In the film room, three VCRs demanded a mountain of time to make one edited tape that Lickliter might watch and then request that the plays be sequenced another way.
“There were a couple times where I probably was like, ‘Are you kidding me?’ ” Stevens said.
He learned that because NCAA rules mandate that coaches have only so much time to spend with players, those minutes were precious, as was every iota of information. It all mattered.
Or, as Lickliter often would say, “When considering the consequences of not doing the little things, you realize there are no little things.”
Above all, Lickliter preached efficiency. There were coaches who, out of fear, tried to cover everything with their players, as if all material carried equal weight. If you take that approach, Lickliter said, you’ll overload the players and they’ll lose focus. But if you don’t do your homework, you could miss something important.
“It’s our job to look at as much as we possibly can to get it down to as little as we need to present,” Lickliter said.

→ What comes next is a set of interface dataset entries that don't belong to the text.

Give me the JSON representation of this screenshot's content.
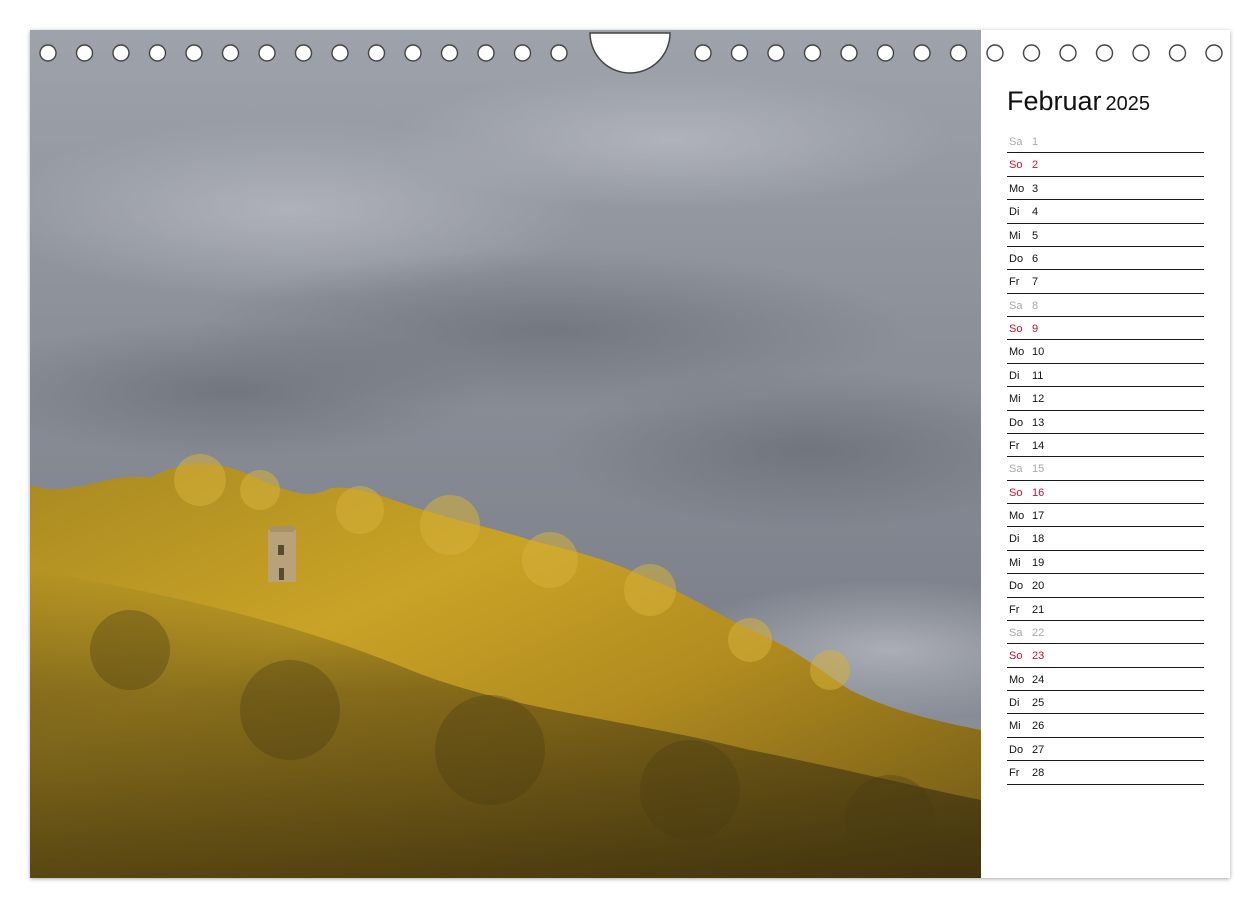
{
  "calendar": {
    "month": "Februar",
    "year": "2025",
    "days": [
      {
        "wd": "Sa",
        "d": "1",
        "kind": "sat"
      },
      {
        "wd": "So",
        "d": "2",
        "kind": "sun"
      },
      {
        "wd": "Mo",
        "d": "3",
        "kind": "weekday"
      },
      {
        "wd": "Di",
        "d": "4",
        "kind": "weekday"
      },
      {
        "wd": "Mi",
        "d": "5",
        "kind": "weekday"
      },
      {
        "wd": "Do",
        "d": "6",
        "kind": "weekday"
      },
      {
        "wd": "Fr",
        "d": "7",
        "kind": "weekday"
      },
      {
        "wd": "Sa",
        "d": "8",
        "kind": "sat"
      },
      {
        "wd": "So",
        "d": "9",
        "kind": "sun"
      },
      {
        "wd": "Mo",
        "d": "10",
        "kind": "weekday"
      },
      {
        "wd": "Di",
        "d": "11",
        "kind": "weekday"
      },
      {
        "wd": "Mi",
        "d": "12",
        "kind": "weekday"
      },
      {
        "wd": "Do",
        "d": "13",
        "kind": "weekday"
      },
      {
        "wd": "Fr",
        "d": "14",
        "kind": "weekday"
      },
      {
        "wd": "Sa",
        "d": "15",
        "kind": "sat"
      },
      {
        "wd": "So",
        "d": "16",
        "kind": "sun"
      },
      {
        "wd": "Mo",
        "d": "17",
        "kind": "weekday"
      },
      {
        "wd": "Di",
        "d": "18",
        "kind": "weekday"
      },
      {
        "wd": "Mi",
        "d": "19",
        "kind": "weekday"
      },
      {
        "wd": "Do",
        "d": "20",
        "kind": "weekday"
      },
      {
        "wd": "Fr",
        "d": "21",
        "kind": "weekday"
      },
      {
        "wd": "Sa",
        "d": "22",
        "kind": "sat"
      },
      {
        "wd": "So",
        "d": "23",
        "kind": "sun"
      },
      {
        "wd": "Mo",
        "d": "24",
        "kind": "weekday"
      },
      {
        "wd": "Di",
        "d": "25",
        "kind": "weekday"
      },
      {
        "wd": "Mi",
        "d": "26",
        "kind": "weekday"
      },
      {
        "wd": "Do",
        "d": "27",
        "kind": "weekday"
      },
      {
        "wd": "Fr",
        "d": "28",
        "kind": "weekday"
      }
    ]
  },
  "colors": {
    "sunday": "#c8102e",
    "saturday": "#a8a8a8",
    "weekday": "#111111",
    "sky": "#8e929b",
    "forest_lit": "#c9a326",
    "forest_shadow": "#5a4a16"
  },
  "photo": {
    "subject": "ruined-tower-on-forested-hill"
  }
}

Information could be harvested from film, analytics, word of mouth, anything available on the opposition as well as your own players. And if there was a chance to watch individual workouts, Stevens was there. If Lickliter was breaking down film, Stevens was in there. And it wasn’t long before Stevens, who in his first Division 1 film session thought the coaches were speaking another language, started to notice those details on the screen.
In staff meetings, Stevens was quiet, with eyes always in motion, a mind always absorbing, calculating what worked, what didn’t, and why, Matta said. With Lickliter’s tutelage, Stevens channeled that mind and ultracompetitiveness into a quest for the perfect game plan.
His approach, in his words: “I don’t want any detail in my scouting report to be wrong. I’m thinking about everything I’m doing, the order of plays, what we’re going through. It’s as concisely done as an FDA review of Prozac, right? Like it’s done at Lilly.”
It made a difference.
“He didn’t have one good scout and one bad scout,” Lickliter said. “His scouts were on.
“Brad is a lot smarter than I am. It takes me 25 years to figure it out. It takes him two or three.”
The power of the process
In terms of managing a game, the concept Lickliter instilled in Stevens was “win the next possession.”
The concept is simple, applying it isn’t, as it requires constant, intense focus. A scoring “run” was not discussed, nor was momentum; only the play at hand. Each possession was a mini-game — any of which could decide the game itself.
That concept became a life philosophy for Stevens, a high-energy person who, his former college teammate Broughton said, “does not sit around, ever. He’s always kind of antsy — ‘Let’s go do something.’ ”
But by using a process-oriented approach, Stevens learned that even if he knew what the next six steps were to a plan he might have for a team, he could only complete Step 1 first, then Step 2, and so on. It helped him compartmentalize his thoughts, “which for me is really important,” he said.
Ever since, “process” is one of the most-used words — if not the most-used — in his vocabulary.
Lickliter was named Butler’s head coach in May 2001 after Matta left to coach Xavier, and in 2001-02, Lickliter promoted Stevens to a full-time assistant. For six seasons, Stevens served as an assistant to a man who believed in the details, turning Stevens into a man who believed in them just as much — if not more so.
“Nobody has had a bigger influence on me as far as day-to-day preparation than Todd Lickliter,” Stevens said. “He was a huge, huge, huge influence.”
In 2007, Lickliter was hired at Iowa. Stevens replaced him at Butler, inheriting a strong program that won 29 games the season before and had reached the Sweet 16 of the NCAA Tournament twice in five seasons. He took over a team that returned five senior starters.
At age 30, Stevens was the second-youngest coach in Division 1. That was the most notable fact about him upon his hiring, but in a few short seasons, he’d be recognized for much, much more.
Baxter Holmes can be reached at firstname.lastname@example.org. Follow him on Twitter at @BaxterHolmes.